> [Exercise brief] Copy out every record exactly.

(Web page and app entries)
= Beginning of Section =

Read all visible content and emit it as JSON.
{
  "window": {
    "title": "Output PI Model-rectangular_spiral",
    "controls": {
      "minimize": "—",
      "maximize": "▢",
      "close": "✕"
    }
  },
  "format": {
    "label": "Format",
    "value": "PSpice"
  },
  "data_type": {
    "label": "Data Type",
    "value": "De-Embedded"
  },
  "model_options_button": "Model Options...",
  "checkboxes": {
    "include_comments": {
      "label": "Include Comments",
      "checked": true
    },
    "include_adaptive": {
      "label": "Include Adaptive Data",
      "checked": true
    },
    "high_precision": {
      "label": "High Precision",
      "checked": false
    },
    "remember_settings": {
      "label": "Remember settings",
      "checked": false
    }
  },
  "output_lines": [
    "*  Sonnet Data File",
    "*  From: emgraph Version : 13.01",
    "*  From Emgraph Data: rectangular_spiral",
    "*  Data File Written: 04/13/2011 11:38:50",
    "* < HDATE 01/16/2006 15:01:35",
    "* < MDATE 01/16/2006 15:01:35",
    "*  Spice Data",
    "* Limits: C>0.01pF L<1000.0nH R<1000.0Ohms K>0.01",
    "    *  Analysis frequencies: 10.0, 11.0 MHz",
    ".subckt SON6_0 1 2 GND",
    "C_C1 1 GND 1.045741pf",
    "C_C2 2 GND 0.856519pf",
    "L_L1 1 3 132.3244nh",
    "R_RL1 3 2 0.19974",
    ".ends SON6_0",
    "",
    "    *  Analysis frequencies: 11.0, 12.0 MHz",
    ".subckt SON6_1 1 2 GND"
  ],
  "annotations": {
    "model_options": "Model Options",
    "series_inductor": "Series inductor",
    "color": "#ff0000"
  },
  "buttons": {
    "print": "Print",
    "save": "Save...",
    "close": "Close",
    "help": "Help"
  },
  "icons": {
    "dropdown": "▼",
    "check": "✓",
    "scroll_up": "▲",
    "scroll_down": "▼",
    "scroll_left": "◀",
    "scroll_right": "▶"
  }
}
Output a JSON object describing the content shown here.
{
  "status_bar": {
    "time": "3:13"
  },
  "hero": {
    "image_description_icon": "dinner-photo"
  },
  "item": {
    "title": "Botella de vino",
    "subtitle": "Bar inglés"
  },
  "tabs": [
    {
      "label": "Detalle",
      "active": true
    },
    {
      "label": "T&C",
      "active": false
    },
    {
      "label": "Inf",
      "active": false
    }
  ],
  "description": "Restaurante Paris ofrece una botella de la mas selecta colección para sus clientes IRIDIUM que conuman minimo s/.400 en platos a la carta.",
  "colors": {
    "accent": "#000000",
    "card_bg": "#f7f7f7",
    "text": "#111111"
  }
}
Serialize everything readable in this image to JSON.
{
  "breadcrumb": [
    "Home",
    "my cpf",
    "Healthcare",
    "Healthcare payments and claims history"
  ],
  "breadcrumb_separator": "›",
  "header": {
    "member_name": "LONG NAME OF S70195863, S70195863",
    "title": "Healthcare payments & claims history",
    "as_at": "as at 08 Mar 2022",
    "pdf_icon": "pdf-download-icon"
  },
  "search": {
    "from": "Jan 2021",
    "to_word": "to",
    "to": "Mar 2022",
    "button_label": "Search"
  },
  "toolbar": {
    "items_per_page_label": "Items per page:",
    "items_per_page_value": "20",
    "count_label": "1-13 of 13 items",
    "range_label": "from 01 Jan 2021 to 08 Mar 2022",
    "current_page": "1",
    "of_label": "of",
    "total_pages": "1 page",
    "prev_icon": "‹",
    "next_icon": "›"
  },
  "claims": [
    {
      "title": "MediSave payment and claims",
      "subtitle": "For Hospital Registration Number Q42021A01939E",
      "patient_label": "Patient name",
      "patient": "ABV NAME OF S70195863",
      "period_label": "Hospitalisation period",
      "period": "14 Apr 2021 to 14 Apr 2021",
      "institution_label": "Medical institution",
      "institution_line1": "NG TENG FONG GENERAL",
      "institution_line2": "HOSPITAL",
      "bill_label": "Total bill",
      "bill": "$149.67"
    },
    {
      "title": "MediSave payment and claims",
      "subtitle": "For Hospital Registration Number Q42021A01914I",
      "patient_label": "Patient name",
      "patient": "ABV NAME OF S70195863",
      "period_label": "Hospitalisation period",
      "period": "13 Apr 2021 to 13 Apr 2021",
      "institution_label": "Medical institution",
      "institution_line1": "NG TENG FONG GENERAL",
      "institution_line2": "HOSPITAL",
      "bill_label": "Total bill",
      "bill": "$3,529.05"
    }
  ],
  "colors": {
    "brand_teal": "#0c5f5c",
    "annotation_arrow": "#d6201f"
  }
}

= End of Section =

> [Expected answer]
Read all visible content and emit it as JSON.
{
  "window": {
    "title": "Output PI Model-rectangular_spiral",
    "controls": {
      "minimize": "—",
      "maximize": "▢",
      "close": "✕"
    }
  },
  "format": {
    "label": "Format",
    "value": "PSpice"
  },
  "data_type": {
    "label": "Data Type",
    "value": "De-Embedded"
  },
  "model_options_button": "Model Options...",
  "checkboxes": {
    "include_comments": {
      "label": "Include Comments",
      "checked": true
    },
    "include_adaptive": {
      "label": "Include Adaptive Data",
      "checked": true
    },
    "high_precision": {
      "label": "High Precision",
      "checked": false
    },
    "remember_settings": {
      "label": "Remember settings",
      "checked": false
    }
  },
  "output_lines": [
    "*  Sonnet Data File",
    "*  From: emgraph Version : 13.01",
    "*  From Emgraph Data: rectangular_spiral",
    "*  Data File Written: 04/13/2011 11:38:50",
    "* < HDATE 01/16/2006 15:01:35",
    "* < MDATE 01/16/2006 15:01:35",
    "*  Spice Data",
    "* Limits: C>0.01pF L<1000.0nH R<1000.0Ohms K>0.01",
    "    *  Analysis frequencies: 10.0, 11.0 MHz",
    ".subckt SON6_0 1 2 GND",
    "C_C1 1 GND 1.045741pf",
    "C_C2 2 GND 0.856519pf",
    "L_L1 1 3 132.3244nh",
    "R_RL1 3 2 0.19974",
    ".ends SON6_0",
    "",
    "    *  Analysis frequencies: 11.0, 12.0 MHz",
    ".subckt SON6_1 1 2 GND"
  ],
  "annotations": {
    "model_options": "Model Options",
    "series_inductor": "Series inductor",
    "color": "#ff0000"
  },
  "buttons": {
    "print": "Print",
    "save": "Save...",
    "close": "Close",
    "help": "Help"
  },
  "icons": {
    "dropdown": "▼",
    "check": "✓",
    "scroll_up": "▲",
    "scroll_down": "▼",
    "scroll_left": "◀",
    "scroll_right": "▶"
  }
}
Output a JSON object describing the content shown here.
{
  "status_bar": {
    "time": "3:13"
  },
  "hero": {
    "image_description_icon": "dinner-photo"
  },
  "item": {
    "title": "Botella de vino",
    "subtitle": "Bar inglés"
  },
  "tabs": [
    {
      "label": "Detalle",
      "active": true
    },
    {
      "label": "T&C",
      "active": false
    },
    {
      "label": "Inf",
      "active": false
    }
  ],
  "description": "Restaurante Paris ofrece una botella de la mas selecta colección para sus clientes IRIDIUM que conuman minimo s/.400 en platos a la carta.",
  "colors": {
    "accent": "#000000",
    "card_bg": "#f7f7f7",
    "text": "#111111"
  }
}
Serialize everything readable in this image to JSON.
{
  "breadcrumb": [
    "Home",
    "my cpf",
    "Healthcare",
    "Healthcare payments and claims history"
  ],
  "breadcrumb_separator": "›",
  "header": {
    "member_name": "LONG NAME OF S70195863, S70195863",
    "title": "Healthcare payments & claims history",
    "as_at": "as at 08 Mar 2022",
    "pdf_icon": "pdf-download-icon"
  },
  "search": {
    "from": "Jan 2021",
    "to_word": "to",
    "to": "Mar 2022",
    "button_label": "Search"
  },
  "toolbar": {
    "items_per_page_label": "Items per page:",
    "items_per_page_value": "20",
    "count_label": "1-13 of 13 items",
    "range_label": "from 01 Jan 2021 to 08 Mar 2022",
    "current_page": "1",
    "of_label": "of",
    "total_pages": "1 page",
    "prev_icon": "‹",
    "next_icon": "›"
  },
  "claims": [
    {
      "title": "MediSave payment and claims",
      "subtitle": "For Hospital Registration Number Q42021A01939E",
      "patient_label": "Patient name",
      "patient": "ABV NAME OF S70195863",
      "period_label": "Hospitalisation period",
      "period": "14 Apr 2021 to 14 Apr 2021",
      "institution_label": "Medical institution",
      "institution_line1": "NG TENG FONG GENERAL",
      "institution_line2": "HOSPITAL",
      "bill_label": "Total bill",
      "bill": "$149.67"
    },
    {
      "title": "MediSave payment and claims",
      "subtitle": "For Hospital Registration Number Q42021A01914I",
      "patient_label": "Patient name",
      "patient": "ABV NAME OF S70195863",
      "period_label": "Hospitalisation period",
      "period": "13 Apr 2021 to 13 Apr 2021",
      "institution_label": "Medical institution",
      "institution_line1": "NG TENG FONG GENERAL",
      "institution_line2": "HOSPITAL",
      "bill_label": "Total bill",
      "bill": "$3,529.05"
    }
  ],
  "colors": {
    "brand_teal": "#0c5f5c",
    "annotation_arrow": "#d6201f"
  }
}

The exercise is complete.